Cash Payments Not Required for Antitrust Scrutiny, Appeals Court Rules
Relying on a U.S. Supreme Court precedent involving Actavis, the Third Circuit Court of Appeals has ruled that patent settlements in pay-for-delay cases can face antitrust scrutiny even if they do not include cash.
The Third Circuit’s ruling stems from a settlement in which Teva agreed to end a challenge to GlaxoSmithKline’s patents on lamotrigine, Lamictal’s active ingredient, to gain early entry into the $50 million lamotrigine chewables market. In exchange, GSK committed to not produce its authorized generic version of Lamictal tablets for the $2 billion market.
King Drug Co. of Florence and Louisiana Wholesale Drug Co. sued, contending the “no authorized generic” agreement qualifies as a reverse payment under FTC v. Actavis. In that case, the Supreme Court ruled antitrust laws are likely to forbid reverse payments if the arrangement is intended to maintain and share patent-generated monopoly profits.
The Third Circuit’s decision says the agreement between Teva and GSK falls under the Actavis rule because it may represent an unusual, unexplained reverse transfer of considerable value, possibly a payment to eliminate the risk of competition.
In King Drug Company of Florence, Inc., et al v. Smithkline Beecham Corporation, et al, the court vacated a U.S. District Court for the District of New Jersey decision and remanded the case for review.
GSK is disappointed by the decision and continues to believe plaintiffs failed in their attempt to show there was an agreement to harm competition, spokesman Marti Skold Jordan says.
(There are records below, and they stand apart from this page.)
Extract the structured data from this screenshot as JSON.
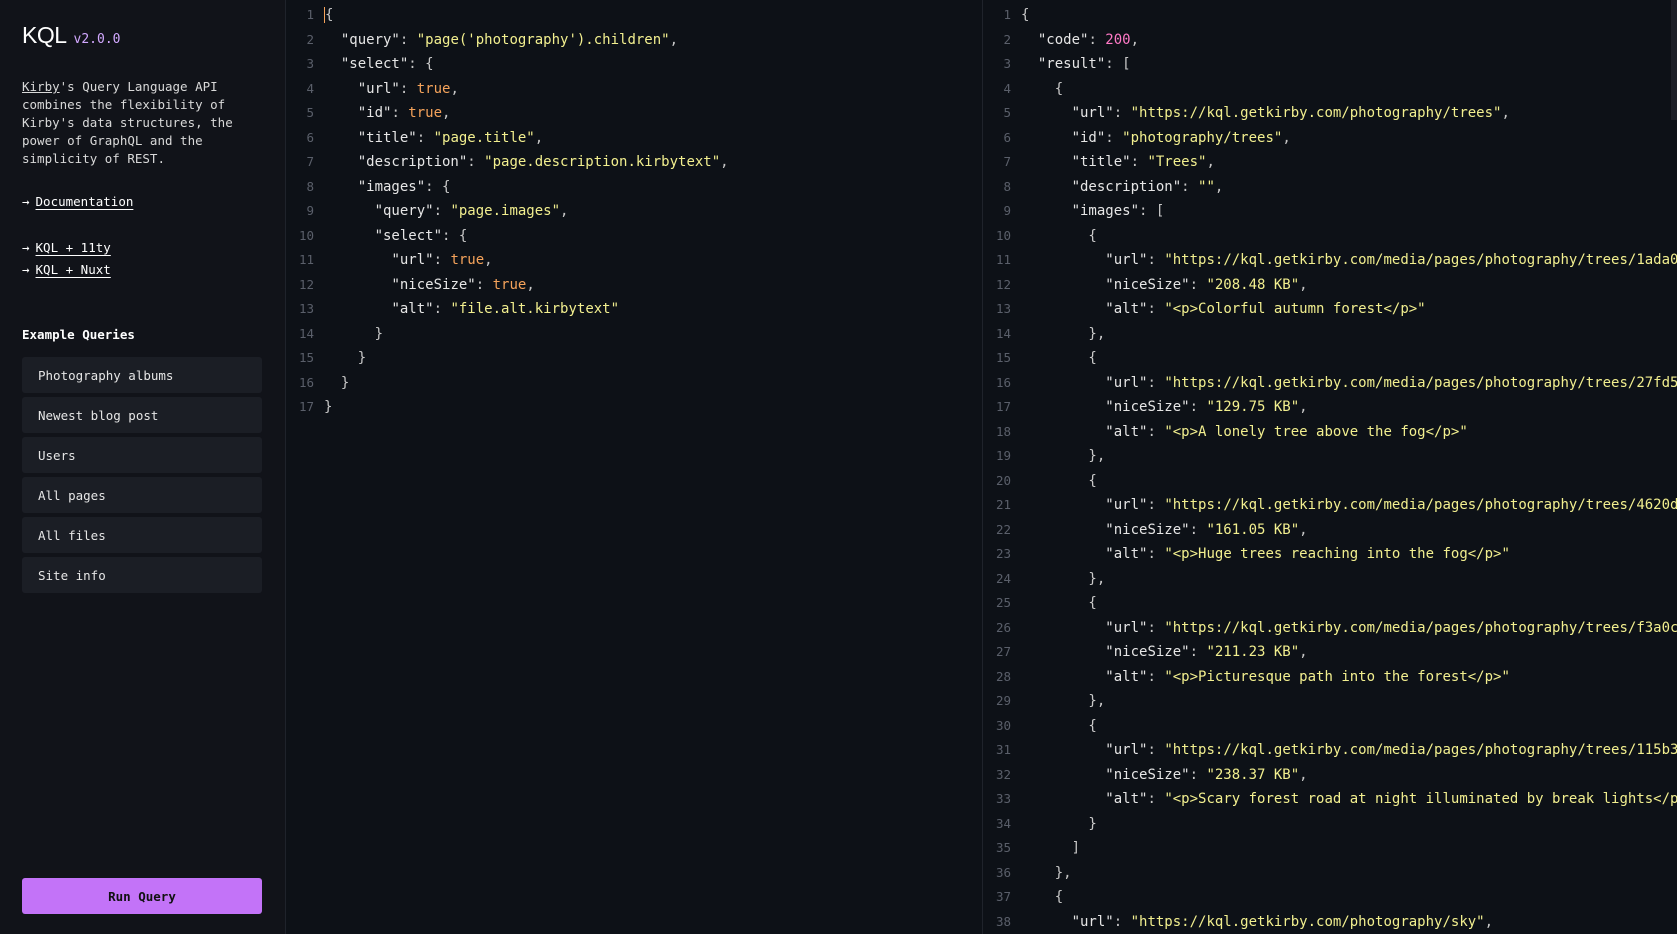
{
  "sidebar": {
    "brand_name": "KQL",
    "version": "v2.0.0",
    "intro_link": "Kirby",
    "intro_text": "'s Query Language API combines the flexibility of Kirby's data structures, the power of GraphQL and the simplicity of REST.",
    "links": [
      {
        "arrow": "→",
        "label": "Documentation"
      },
      {
        "arrow": "→",
        "label": "KQL + 11ty"
      },
      {
        "arrow": "→",
        "label": "KQL + Nuxt"
      }
    ],
    "examples_title": "Example Queries",
    "examples": [
      {
        "label": "Photography albums"
      },
      {
        "label": "Newest blog post"
      },
      {
        "label": "Users"
      },
      {
        "label": "All pages"
      },
      {
        "label": "All files"
      },
      {
        "label": "Site info"
      }
    ],
    "run_label": "Run Query"
  },
  "query_lines": [
    [
      {
        "t": "p",
        "v": "{"
      }
    ],
    [
      {
        "t": "p",
        "v": "  "
      },
      {
        "t": "k",
        "v": "\"query\""
      },
      {
        "t": "p",
        "v": ": "
      },
      {
        "t": "s",
        "v": "\"page('photography').children\""
      },
      {
        "t": "p",
        "v": ","
      }
    ],
    [
      {
        "t": "p",
        "v": "  "
      },
      {
        "t": "k",
        "v": "\"select\""
      },
      {
        "t": "p",
        "v": ": {"
      }
    ],
    [
      {
        "t": "p",
        "v": "    "
      },
      {
        "t": "k",
        "v": "\"url\""
      },
      {
        "t": "p",
        "v": ": "
      },
      {
        "t": "b",
        "v": "true"
      },
      {
        "t": "p",
        "v": ","
      }
    ],
    [
      {
        "t": "p",
        "v": "    "
      },
      {
        "t": "k",
        "v": "\"id\""
      },
      {
        "t": "p",
        "v": ": "
      },
      {
        "t": "b",
        "v": "true"
      },
      {
        "t": "p",
        "v": ","
      }
    ],
    [
      {
        "t": "p",
        "v": "    "
      },
      {
        "t": "k",
        "v": "\"title\""
      },
      {
        "t": "p",
        "v": ": "
      },
      {
        "t": "s",
        "v": "\"page.title\""
      },
      {
        "t": "p",
        "v": ","
      }
    ],
    [
      {
        "t": "p",
        "v": "    "
      },
      {
        "t": "k",
        "v": "\"description\""
      },
      {
        "t": "p",
        "v": ": "
      },
      {
        "t": "s",
        "v": "\"page.description.kirbytext\""
      },
      {
        "t": "p",
        "v": ","
      }
    ],
    [
      {
        "t": "p",
        "v": "    "
      },
      {
        "t": "k",
        "v": "\"images\""
      },
      {
        "t": "p",
        "v": ": {"
      }
    ],
    [
      {
        "t": "p",
        "v": "      "
      },
      {
        "t": "k",
        "v": "\"query\""
      },
      {
        "t": "p",
        "v": ": "
      },
      {
        "t": "s",
        "v": "\"page.images\""
      },
      {
        "t": "p",
        "v": ","
      }
    ],
    [
      {
        "t": "p",
        "v": "      "
      },
      {
        "t": "k",
        "v": "\"select\""
      },
      {
        "t": "p",
        "v": ": {"
      }
    ],
    [
      {
        "t": "p",
        "v": "        "
      },
      {
        "t": "k",
        "v": "\"url\""
      },
      {
        "t": "p",
        "v": ": "
      },
      {
        "t": "b",
        "v": "true"
      },
      {
        "t": "p",
        "v": ","
      }
    ],
    [
      {
        "t": "p",
        "v": "        "
      },
      {
        "t": "k",
        "v": "\"niceSize\""
      },
      {
        "t": "p",
        "v": ": "
      },
      {
        "t": "b",
        "v": "true"
      },
      {
        "t": "p",
        "v": ","
      }
    ],
    [
      {
        "t": "p",
        "v": "        "
      },
      {
        "t": "k",
        "v": "\"alt\""
      },
      {
        "t": "p",
        "v": ": "
      },
      {
        "t": "s",
        "v": "\"file.alt.kirbytext\""
      }
    ],
    [
      {
        "t": "p",
        "v": "      }"
      }
    ],
    [
      {
        "t": "p",
        "v": "    }"
      }
    ],
    [
      {
        "t": "p",
        "v": "  }"
      }
    ],
    [
      {
        "t": "p",
        "v": "}"
      }
    ]
  ],
  "result_lines": [
    [
      {
        "t": "p",
        "v": "{"
      }
    ],
    [
      {
        "t": "p",
        "v": "  "
      },
      {
        "t": "k",
        "v": "\"code\""
      },
      {
        "t": "p",
        "v": ": "
      },
      {
        "t": "n",
        "v": "200"
      },
      {
        "t": "p",
        "v": ","
      }
    ],
    [
      {
        "t": "p",
        "v": "  "
      },
      {
        "t": "k",
        "v": "\"result\""
      },
      {
        "t": "p",
        "v": ": ["
      }
    ],
    [
      {
        "t": "p",
        "v": "    {"
      }
    ],
    [
      {
        "t": "p",
        "v": "      "
      },
      {
        "t": "k",
        "v": "\"url\""
      },
      {
        "t": "p",
        "v": ": "
      },
      {
        "t": "s",
        "v": "\"https://kql.getkirby.com/photography/trees\""
      },
      {
        "t": "p",
        "v": ","
      }
    ],
    [
      {
        "t": "p",
        "v": "      "
      },
      {
        "t": "k",
        "v": "\"id\""
      },
      {
        "t": "p",
        "v": ": "
      },
      {
        "t": "s",
        "v": "\"photography/trees\""
      },
      {
        "t": "p",
        "v": ","
      }
    ],
    [
      {
        "t": "p",
        "v": "      "
      },
      {
        "t": "k",
        "v": "\"title\""
      },
      {
        "t": "p",
        "v": ": "
      },
      {
        "t": "s",
        "v": "\"Trees\""
      },
      {
        "t": "p",
        "v": ","
      }
    ],
    [
      {
        "t": "p",
        "v": "      "
      },
      {
        "t": "k",
        "v": "\"description\""
      },
      {
        "t": "p",
        "v": ": "
      },
      {
        "t": "s",
        "v": "\"\""
      },
      {
        "t": "p",
        "v": ","
      }
    ],
    [
      {
        "t": "p",
        "v": "      "
      },
      {
        "t": "k",
        "v": "\"images\""
      },
      {
        "t": "p",
        "v": ": ["
      }
    ],
    [
      {
        "t": "p",
        "v": "        {"
      }
    ],
    [
      {
        "t": "p",
        "v": "          "
      },
      {
        "t": "k",
        "v": "\"url\""
      },
      {
        "t": "p",
        "v": ": "
      },
      {
        "t": "s",
        "v": "\"https://kql.getkirby.com/media/pages/photography/trees/1ada0"
      }
    ],
    [
      {
        "t": "p",
        "v": "          "
      },
      {
        "t": "k",
        "v": "\"niceSize\""
      },
      {
        "t": "p",
        "v": ": "
      },
      {
        "t": "s",
        "v": "\"208.48 KB\""
      },
      {
        "t": "p",
        "v": ","
      }
    ],
    [
      {
        "t": "p",
        "v": "          "
      },
      {
        "t": "k",
        "v": "\"alt\""
      },
      {
        "t": "p",
        "v": ": "
      },
      {
        "t": "s",
        "v": "\"<p>Colorful autumn forest</p>\""
      }
    ],
    [
      {
        "t": "p",
        "v": "        },"
      }
    ],
    [
      {
        "t": "p",
        "v": "        {"
      }
    ],
    [
      {
        "t": "p",
        "v": "          "
      },
      {
        "t": "k",
        "v": "\"url\""
      },
      {
        "t": "p",
        "v": ": "
      },
      {
        "t": "s",
        "v": "\"https://kql.getkirby.com/media/pages/photography/trees/27fd5"
      }
    ],
    [
      {
        "t": "p",
        "v": "          "
      },
      {
        "t": "k",
        "v": "\"niceSize\""
      },
      {
        "t": "p",
        "v": ": "
      },
      {
        "t": "s",
        "v": "\"129.75 KB\""
      },
      {
        "t": "p",
        "v": ","
      }
    ],
    [
      {
        "t": "p",
        "v": "          "
      },
      {
        "t": "k",
        "v": "\"alt\""
      },
      {
        "t": "p",
        "v": ": "
      },
      {
        "t": "s",
        "v": "\"<p>A lonely tree above the fog</p>\""
      }
    ],
    [
      {
        "t": "p",
        "v": "        },"
      }
    ],
    [
      {
        "t": "p",
        "v": "        {"
      }
    ],
    [
      {
        "t": "p",
        "v": "          "
      },
      {
        "t": "k",
        "v": "\"url\""
      },
      {
        "t": "p",
        "v": ": "
      },
      {
        "t": "s",
        "v": "\"https://kql.getkirby.com/media/pages/photography/trees/4620d"
      }
    ],
    [
      {
        "t": "p",
        "v": "          "
      },
      {
        "t": "k",
        "v": "\"niceSize\""
      },
      {
        "t": "p",
        "v": ": "
      },
      {
        "t": "s",
        "v": "\"161.05 KB\""
      },
      {
        "t": "p",
        "v": ","
      }
    ],
    [
      {
        "t": "p",
        "v": "          "
      },
      {
        "t": "k",
        "v": "\"alt\""
      },
      {
        "t": "p",
        "v": ": "
      },
      {
        "t": "s",
        "v": "\"<p>Huge trees reaching into the fog</p>\""
      }
    ],
    [
      {
        "t": "p",
        "v": "        },"
      }
    ],
    [
      {
        "t": "p",
        "v": "        {"
      }
    ],
    [
      {
        "t": "p",
        "v": "          "
      },
      {
        "t": "k",
        "v": "\"url\""
      },
      {
        "t": "p",
        "v": ": "
      },
      {
        "t": "s",
        "v": "\"https://kql.getkirby.com/media/pages/photography/trees/f3a0c"
      }
    ],
    [
      {
        "t": "p",
        "v": "          "
      },
      {
        "t": "k",
        "v": "\"niceSize\""
      },
      {
        "t": "p",
        "v": ": "
      },
      {
        "t": "s",
        "v": "\"211.23 KB\""
      },
      {
        "t": "p",
        "v": ","
      }
    ],
    [
      {
        "t": "p",
        "v": "          "
      },
      {
        "t": "k",
        "v": "\"alt\""
      },
      {
        "t": "p",
        "v": ": "
      },
      {
        "t": "s",
        "v": "\"<p>Picturesque path into the forest</p>\""
      }
    ],
    [
      {
        "t": "p",
        "v": "        },"
      }
    ],
    [
      {
        "t": "p",
        "v": "        {"
      }
    ],
    [
      {
        "t": "p",
        "v": "          "
      },
      {
        "t": "k",
        "v": "\"url\""
      },
      {
        "t": "p",
        "v": ": "
      },
      {
        "t": "s",
        "v": "\"https://kql.getkirby.com/media/pages/photography/trees/115b3"
      }
    ],
    [
      {
        "t": "p",
        "v": "          "
      },
      {
        "t": "k",
        "v": "\"niceSize\""
      },
      {
        "t": "p",
        "v": ": "
      },
      {
        "t": "s",
        "v": "\"238.37 KB\""
      },
      {
        "t": "p",
        "v": ","
      }
    ],
    [
      {
        "t": "p",
        "v": "          "
      },
      {
        "t": "k",
        "v": "\"alt\""
      },
      {
        "t": "p",
        "v": ": "
      },
      {
        "t": "s",
        "v": "\"<p>Scary forest road at night illuminated by break lights</p"
      }
    ],
    [
      {
        "t": "p",
        "v": "        }"
      }
    ],
    [
      {
        "t": "p",
        "v": "      ]"
      }
    ],
    [
      {
        "t": "p",
        "v": "    },"
      }
    ],
    [
      {
        "t": "p",
        "v": "    {"
      }
    ],
    [
      {
        "t": "p",
        "v": "      "
      },
      {
        "t": "k",
        "v": "\"url\""
      },
      {
        "t": "p",
        "v": ": "
      },
      {
        "t": "s",
        "v": "\"https://kql.getkirby.com/photography/sky\""
      },
      {
        "t": "p",
        "v": ","
      }
    ]
  ]
}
Teva did not comment and the plaintiffs could not be reached for comment by press time. — Jonathon Shacat